“Women should look for opportunities like this and make good use of them,” says Bahati.
Her winning journey started when she and two other members from her KIMIDEO women’s Village Community Bank (Vicoba) group decided to give the competition a try. The three women from KIMIDEO collected forms to enter the race but only Bahati filled and returned her forms before the deadline.
How it all started
“As a smallholder farmer, I met almost all the requirements for the competition. I own four acres of land on which I grow maize and sugarcane. With these, I qualified for the competition,” says Bahati.
Mama Shujaa wa Chakula which this time ran alongside a similar competition, Maisha Plus, is aimed at supporting women peasants to transform their farming activities into large operations and is supported by Oxfam Tanzania.
It was in January this year after the KIMIDEO Vicoba meeting when one of the group’s members, Pauline Makubi informed her colleagues that there was a competition that suited them. She told them that the joining forms could be obtained from Oxfam offices for those interested. The competition targeted only women small-scale farmers.
After Bahati and her colleagues collected the forms from Oxfam, Bahati who was determined to bring home the prize money returned the forms just after two days.
The entry requirements were for one to be either a small-holder farmer, a livestock keeper or both, qualifications that Bahati met.
One month after returning the forms, two officers from Oxfam went to interview Bahati at home. They wanted to prove if she qualified for the competition.
“While on my farm, they took photos of me on the farm. The photos were to be used for attracting votes,” says Bahati.
“I was told that it was only voters’ support that would enable me get into the competition. Adverts were made to ask people to vote for me,” she adds.
Entering the race
It was during the Easter week that she received the call telling her she was supposed to go to Dar es Salaam for the competition.
“I was very excited and I told my family who gave me all their blessings. I arrived in Dar es Salaam at night and was taken to a hotel where I spent the night.”

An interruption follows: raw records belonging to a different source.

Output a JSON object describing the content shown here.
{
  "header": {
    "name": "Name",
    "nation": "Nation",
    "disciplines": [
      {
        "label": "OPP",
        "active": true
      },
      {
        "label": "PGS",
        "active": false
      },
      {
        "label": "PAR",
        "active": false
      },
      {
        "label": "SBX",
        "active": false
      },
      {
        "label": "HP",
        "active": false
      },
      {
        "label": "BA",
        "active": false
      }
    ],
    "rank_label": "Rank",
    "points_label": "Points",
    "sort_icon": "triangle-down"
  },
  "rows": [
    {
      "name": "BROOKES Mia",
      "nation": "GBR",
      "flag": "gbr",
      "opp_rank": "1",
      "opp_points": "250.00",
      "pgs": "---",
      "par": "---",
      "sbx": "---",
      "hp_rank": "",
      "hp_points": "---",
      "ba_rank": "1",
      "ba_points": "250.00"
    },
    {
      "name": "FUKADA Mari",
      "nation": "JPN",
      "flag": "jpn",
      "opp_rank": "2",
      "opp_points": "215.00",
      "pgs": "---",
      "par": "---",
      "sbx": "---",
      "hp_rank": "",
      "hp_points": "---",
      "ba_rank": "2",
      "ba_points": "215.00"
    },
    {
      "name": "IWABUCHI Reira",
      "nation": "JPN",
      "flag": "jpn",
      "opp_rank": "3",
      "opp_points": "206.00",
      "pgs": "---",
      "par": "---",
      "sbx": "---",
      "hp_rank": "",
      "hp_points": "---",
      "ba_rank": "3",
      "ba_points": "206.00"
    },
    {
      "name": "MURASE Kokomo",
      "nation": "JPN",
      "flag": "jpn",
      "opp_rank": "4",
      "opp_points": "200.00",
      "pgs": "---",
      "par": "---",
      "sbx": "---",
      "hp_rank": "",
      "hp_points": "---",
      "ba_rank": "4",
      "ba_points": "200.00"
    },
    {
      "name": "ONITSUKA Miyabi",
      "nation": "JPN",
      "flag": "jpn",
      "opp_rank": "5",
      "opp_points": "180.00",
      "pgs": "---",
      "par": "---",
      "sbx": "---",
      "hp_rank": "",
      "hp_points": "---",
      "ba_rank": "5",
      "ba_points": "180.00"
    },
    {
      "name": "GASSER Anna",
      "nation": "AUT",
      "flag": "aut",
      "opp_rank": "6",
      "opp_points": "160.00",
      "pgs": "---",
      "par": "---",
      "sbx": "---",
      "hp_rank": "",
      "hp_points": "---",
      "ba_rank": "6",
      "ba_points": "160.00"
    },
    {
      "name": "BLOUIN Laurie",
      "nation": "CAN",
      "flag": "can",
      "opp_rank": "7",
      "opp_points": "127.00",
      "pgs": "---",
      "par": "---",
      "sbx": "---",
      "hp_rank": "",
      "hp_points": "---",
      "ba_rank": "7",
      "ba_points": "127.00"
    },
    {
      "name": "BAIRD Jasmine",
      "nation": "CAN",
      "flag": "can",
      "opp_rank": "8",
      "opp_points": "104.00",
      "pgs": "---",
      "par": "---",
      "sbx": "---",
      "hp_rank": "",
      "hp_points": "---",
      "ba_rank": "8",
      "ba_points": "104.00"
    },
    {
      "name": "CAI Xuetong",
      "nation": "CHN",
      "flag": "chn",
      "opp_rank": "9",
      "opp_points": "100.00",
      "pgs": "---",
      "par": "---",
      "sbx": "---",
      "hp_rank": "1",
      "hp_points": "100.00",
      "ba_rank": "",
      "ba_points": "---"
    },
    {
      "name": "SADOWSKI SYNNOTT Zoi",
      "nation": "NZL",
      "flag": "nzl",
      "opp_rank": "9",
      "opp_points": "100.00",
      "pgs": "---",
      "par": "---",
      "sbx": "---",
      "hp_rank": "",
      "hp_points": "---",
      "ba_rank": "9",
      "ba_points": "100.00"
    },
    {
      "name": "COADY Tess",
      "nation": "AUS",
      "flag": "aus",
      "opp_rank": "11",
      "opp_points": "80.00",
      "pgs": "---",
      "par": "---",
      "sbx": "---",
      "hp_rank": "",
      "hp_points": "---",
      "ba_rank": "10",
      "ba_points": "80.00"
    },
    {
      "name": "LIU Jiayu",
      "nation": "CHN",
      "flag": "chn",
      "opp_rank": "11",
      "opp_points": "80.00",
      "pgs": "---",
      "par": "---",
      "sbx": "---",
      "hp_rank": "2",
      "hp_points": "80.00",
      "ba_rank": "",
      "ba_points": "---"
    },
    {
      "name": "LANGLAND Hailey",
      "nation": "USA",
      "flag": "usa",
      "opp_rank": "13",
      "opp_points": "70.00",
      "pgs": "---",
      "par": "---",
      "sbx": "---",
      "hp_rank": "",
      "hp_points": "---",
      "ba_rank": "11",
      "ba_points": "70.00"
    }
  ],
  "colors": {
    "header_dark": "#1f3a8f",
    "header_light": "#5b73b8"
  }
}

The following day, Bahati met other contestants who came from different regions and neighbouring countries. We greeted each other and started our journey to Bagamoyo in the evening.

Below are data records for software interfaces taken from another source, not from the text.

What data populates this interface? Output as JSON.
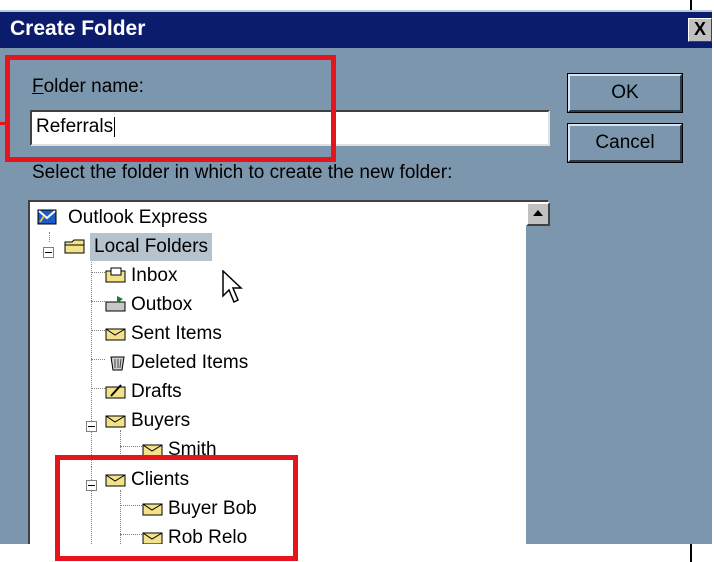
{
  "dialog": {
    "title": "Create Folder",
    "close_glyph": "X",
    "folder_name_label_first": "F",
    "folder_name_label_rest": "older name:",
    "folder_name_value": "Referrals",
    "select_label": "Select the folder in which to create the new folder:",
    "ok_label": "OK",
    "cancel_label": "Cancel"
  },
  "tree": {
    "root": "Outlook Express",
    "local_folders": "Local Folders",
    "inbox": "Inbox",
    "outbox": "Outbox",
    "sent_items": "Sent Items",
    "deleted_items": "Deleted Items",
    "drafts": "Drafts",
    "buyers": "Buyers",
    "smith": "Smith",
    "clients": "Clients",
    "buyer_bob": "Buyer Bob",
    "rob_relo": "Rob Relo"
  },
  "colors": {
    "dialog_bg": "#7c97ad",
    "titlebar": "#0c1c6c",
    "highlight_box": "#e8141c",
    "selection": "#b6c2cc"
  },
  "icons": {
    "root": "outlook-express-icon",
    "folder": "envelope-folder-icon",
    "expand": "minus-box-icon",
    "pointer": "mouse-pointer-icon"
  }
}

In Bagamoyo, the contestants had a small party with the youth who were competing in Maisha Plus.
“We were given the rules of the game as well as a list of names to choose from. The people we chose were to become our sons and daughters in the reality TV programme. We were to live as mother and child,” she says.
“My choice went to a boy called Boniphace Nyakena who became my son. He coincidentally emerged the winner of Maisha Plus.”
In the village, the contestants were required to live a normal life. They had to develop a project idea from which they could earn a living while in the village. The project could be developed from the Sh 45, 000 given a week to every mother and her child. The amount was shared by both, with the mother taking Sh 30,000 and the child Sh 15,000.
“The essence of this was to teach children how to budget. My son and I built a grass-thatched hut for raising chicken. This was our first project,” Bahati says.
Their second project was making hand hoes for sale, a project that was relevant since the reality TV village community engaged mainly in farming. The hoes were therefore in high demand.
In the Mama Shujaa wa Chakula village, the villagers were sleeping on traditional beds, the doors to their huts remained open even during the night and the toilets were not good enough to give the users the required privacy.
Also, the competition participants had to work hard to keep their projects running.
Bahati advises women to work hard in whatever they do. She says women should not just sit idle and wait for their husbands to put food on the table. Bahati is inspired by women in this country who have made it despite having come from humble beginnings.
She calls upon the government to empower small-scale farmers, especially women who make up the majority of the farmers and who are the main food producers. These women have remained unsupported both by the policies and laws.
“Small-scale farmers play a key role not only in their own families but also the nation at large,” says Bahati.
And how does Bahati plan to use the money? Expand her farm in support of the country’s Kilimo Kwanza (agriculture first) policy to revolutionalise the agricultural sector.
As the head teacher of Mhozya Primary School in Ukerewe island, Bahati, does her teaching job during the week days and spends the whole of Saturday working on her farm.
The trend continues.